─── Study material ───

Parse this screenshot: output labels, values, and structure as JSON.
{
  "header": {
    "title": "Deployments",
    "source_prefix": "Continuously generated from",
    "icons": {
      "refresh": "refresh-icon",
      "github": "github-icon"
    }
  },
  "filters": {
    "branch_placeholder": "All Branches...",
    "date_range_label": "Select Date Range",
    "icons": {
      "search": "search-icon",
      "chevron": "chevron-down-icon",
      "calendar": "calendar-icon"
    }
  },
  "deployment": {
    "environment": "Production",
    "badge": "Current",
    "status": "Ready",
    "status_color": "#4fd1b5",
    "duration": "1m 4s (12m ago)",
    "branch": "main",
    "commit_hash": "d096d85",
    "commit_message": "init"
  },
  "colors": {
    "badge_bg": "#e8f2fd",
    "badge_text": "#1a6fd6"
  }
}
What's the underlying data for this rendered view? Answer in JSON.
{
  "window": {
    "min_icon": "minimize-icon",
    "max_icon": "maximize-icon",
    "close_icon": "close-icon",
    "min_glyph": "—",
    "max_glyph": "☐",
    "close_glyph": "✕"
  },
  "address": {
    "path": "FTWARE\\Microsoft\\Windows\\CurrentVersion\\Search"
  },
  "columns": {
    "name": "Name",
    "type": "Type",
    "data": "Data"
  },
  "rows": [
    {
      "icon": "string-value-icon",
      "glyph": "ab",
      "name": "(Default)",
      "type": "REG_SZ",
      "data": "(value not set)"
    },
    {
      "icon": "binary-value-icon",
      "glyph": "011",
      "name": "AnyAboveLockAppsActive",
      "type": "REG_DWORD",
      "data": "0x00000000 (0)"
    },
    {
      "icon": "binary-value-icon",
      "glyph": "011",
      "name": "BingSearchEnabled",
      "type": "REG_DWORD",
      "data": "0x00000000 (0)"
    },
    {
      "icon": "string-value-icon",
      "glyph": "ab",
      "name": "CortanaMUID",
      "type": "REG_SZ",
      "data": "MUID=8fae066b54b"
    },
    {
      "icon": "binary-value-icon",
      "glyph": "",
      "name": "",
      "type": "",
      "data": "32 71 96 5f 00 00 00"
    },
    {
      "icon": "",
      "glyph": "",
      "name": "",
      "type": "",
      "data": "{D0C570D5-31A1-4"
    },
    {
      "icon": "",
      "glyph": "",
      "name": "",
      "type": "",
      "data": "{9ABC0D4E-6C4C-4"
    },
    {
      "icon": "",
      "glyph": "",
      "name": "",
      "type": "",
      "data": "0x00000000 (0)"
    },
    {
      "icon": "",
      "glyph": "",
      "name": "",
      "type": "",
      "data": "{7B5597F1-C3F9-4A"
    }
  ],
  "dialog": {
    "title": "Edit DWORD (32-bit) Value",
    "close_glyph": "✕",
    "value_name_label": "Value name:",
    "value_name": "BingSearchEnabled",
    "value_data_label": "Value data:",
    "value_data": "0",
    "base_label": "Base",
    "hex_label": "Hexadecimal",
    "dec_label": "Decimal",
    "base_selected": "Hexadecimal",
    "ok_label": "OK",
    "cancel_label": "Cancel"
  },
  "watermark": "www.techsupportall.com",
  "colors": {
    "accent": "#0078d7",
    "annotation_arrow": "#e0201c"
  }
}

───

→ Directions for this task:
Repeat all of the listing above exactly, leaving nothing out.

→ Exercise response:
Parse this screenshot: output labels, values, and structure as JSON.
{
  "header": {
    "title": "Deployments",
    "source_prefix": "Continuously generated from",
    "icons": {
      "refresh": "refresh-icon",
      "github": "github-icon"
    }
  },
  "filters": {
    "branch_placeholder": "All Branches...",
    "date_range_label": "Select Date Range",
    "icons": {
      "search": "search-icon",
      "chevron": "chevron-down-icon",
      "calendar": "calendar-icon"
    }
  },
  "deployment": {
    "environment": "Production",
    "badge": "Current",
    "status": "Ready",
    "status_color": "#4fd1b5",
    "duration": "1m 4s (12m ago)",
    "branch": "main",
    "commit_hash": "d096d85",
    "commit_message": "init"
  },
  "colors": {
    "badge_bg": "#e8f2fd",
    "badge_text": "#1a6fd6"
  }
}
What's the underlying data for this rendered view? Answer in JSON.
{
  "window": {
    "min_icon": "minimize-icon",
    "max_icon": "maximize-icon",
    "close_icon": "close-icon",
    "min_glyph": "—",
    "max_glyph": "☐",
    "close_glyph": "✕"
  },
  "address": {
    "path": "FTWARE\\Microsoft\\Windows\\CurrentVersion\\Search"
  },
  "columns": {
    "name": "Name",
    "type": "Type",
    "data": "Data"
  },
  "rows": [
    {
      "icon": "string-value-icon",
      "glyph": "ab",
      "name": "(Default)",
      "type": "REG_SZ",
      "data": "(value not set)"
    },
    {
      "icon": "binary-value-icon",
      "glyph": "011",
      "name": "AnyAboveLockAppsActive",
      "type": "REG_DWORD",
      "data": "0x00000000 (0)"
    },
    {
      "icon": "binary-value-icon",
      "glyph": "011",
      "name": "BingSearchEnabled",
      "type": "REG_DWORD",
      "data": "0x00000000 (0)"
    },
    {
      "icon": "string-value-icon",
      "glyph": "ab",
      "name": "CortanaMUID",
      "type": "REG_SZ",
      "data": "MUID=8fae066b54b"
    },
    {
      "icon": "binary-value-icon",
      "glyph": "",
      "name": "",
      "type": "",
      "data": "32 71 96 5f 00 00 00"
    },
    {
      "icon": "",
      "glyph": "",
      "name": "",
      "type": "",
      "data": "{D0C570D5-31A1-4"
    },
    {
      "icon": "",
      "glyph": "",
      "name": "",
      "type": "",
      "data": "{9ABC0D4E-6C4C-4"
    },
    {
      "icon": "",
      "glyph": "",
      "name": "",
      "type": "",
      "data": "0x00000000 (0)"
    },
    {
      "icon": "",
      "glyph": "",
      "name": "",
      "type": "",
      "data": "{7B5597F1-C3F9-4A"
    }
  ],
  "dialog": {
    "title": "Edit DWORD (32-bit) Value",
    "close_glyph": "✕",
    "value_name_label": "Value name:",
    "value_name": "BingSearchEnabled",
    "value_data_label": "Value data:",
    "value_data": "0",
    "base_label": "Base",
    "hex_label": "Hexadecimal",
    "dec_label": "Decimal",
    "base_selected": "Hexadecimal",
    "ok_label": "OK",
    "cancel_label": "Cancel"
  },
  "watermark": "www.techsupportall.com",
  "colors": {
    "accent": "#0078d7",
    "annotation_arrow": "#e0201c"
  }
}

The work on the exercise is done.